This study examines the spatial patterns and accuracies of predictions made by different spatial modelling methods on sample sets taken at two different scales. These spatial models are then tested on independent validation sets taken at three different scales. Each spatial modelling method produced similar, but unique, maps of soil organic carbon content (SOC%). Kriging approaches excelled at internal spatial prediction with more densely spaced sample points.
Tag: Digital Soil Mapping
Soil mapping, classification, and pedologic modelling have been important drivers in the advancement of our understanding of soil. Advancement in one of these highly interrelated areas tend to lead to corresponding advances in the others. Traditionally, soil maps have been desirable for purposes of land valuation, agronomic planning, and even in military operations. The expansion of the use of soil knowledge to address issues beyond agronomic production, such as land use planning, environmental concerns, energy security, water security, and human health, to name a few, requires new ways to communicate what we know about the soils we map as well as bringing forth research questions that were not widely considered in earlier soils studies.
The objective of this study was to evaluate the ability of high-resolution, minimally invasive sensor data to predict spatial variation of soil organic carbon stocks within highly degraded peatland soils in northeast Germany. Soil organic carbon density was related to elevation, electrical conductivity, and peat thickness. Modeling peat thickness based on sensor data needs additional research, but seems to be a valuable set of covariates in digital soil mapping.

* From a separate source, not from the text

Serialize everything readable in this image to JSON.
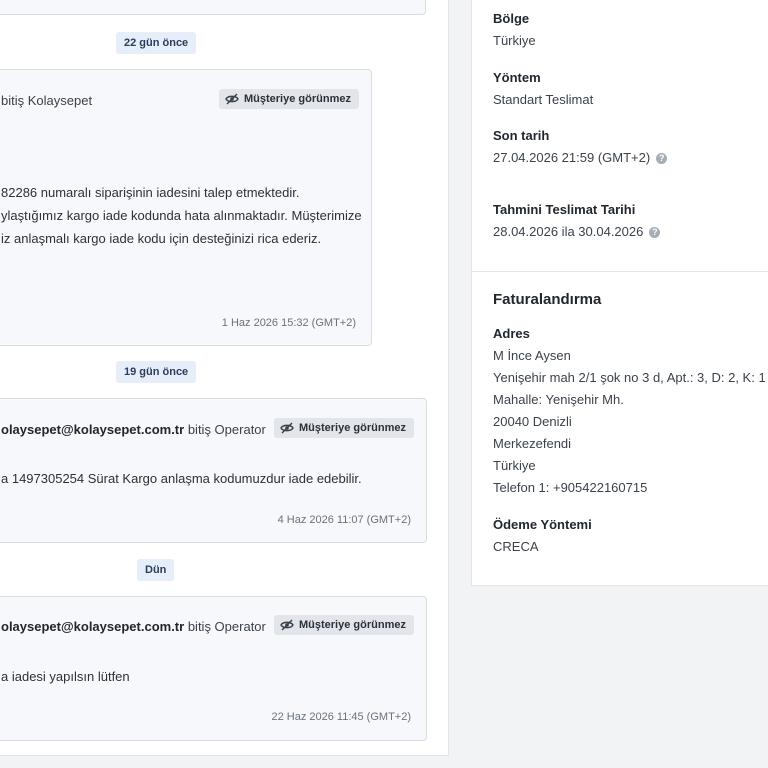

Proponents of digital soil mapping sometimes criticize traditional soil mapping for using a discrete data model to describe a continuous surface (field) and lacking a quantified estimation of error. Although most of my research is on digital soil mapping, I like to give due credit to the accomplishments of traditional soil mapping. I understand the need for … Continue reading The Real Benefits of Digital Soil Mapping
A comparison of direct and indirect approaches for mapping SOC stocks from rule-based, multiple linear regression models applied at the landscape scale via spatial association. The final products for both strategies are high-resolution maps of SOC stocks (kg m‾²), covering an area of 122 km², with accompanying maps of estimated error. Although the indirect approach fit the spatial variation better and had a lower mean estimated error for the topsoil stock, the mean estimated error for the total SOC stock (topsoil + subsoil) was lower for the direct approach. The optimal approach would depend upon the intended use of the map.
Classification of elevation rasters with this digital model of hillslope position represent base maps that can be used to (1) improve research on toposequences by providing explicit definitions of each hillslope element’s location, (2) facilitate the disaggregation of soil map unit complexes, and (3) identify map unit inclusions that occur due to subtle topographic variation.
Results suggest that models with limited predictor pools can substitute other predictors to compensate for unavailable variables. However, a better performing model was always found by considering predictor variables at multiple scales. Although the scale effect of the modifiable area unit problem is generally well known, this study suggests digital soil mapping efforts would be enhanced by the greater consideration of predictor variables at multiple analysis scales.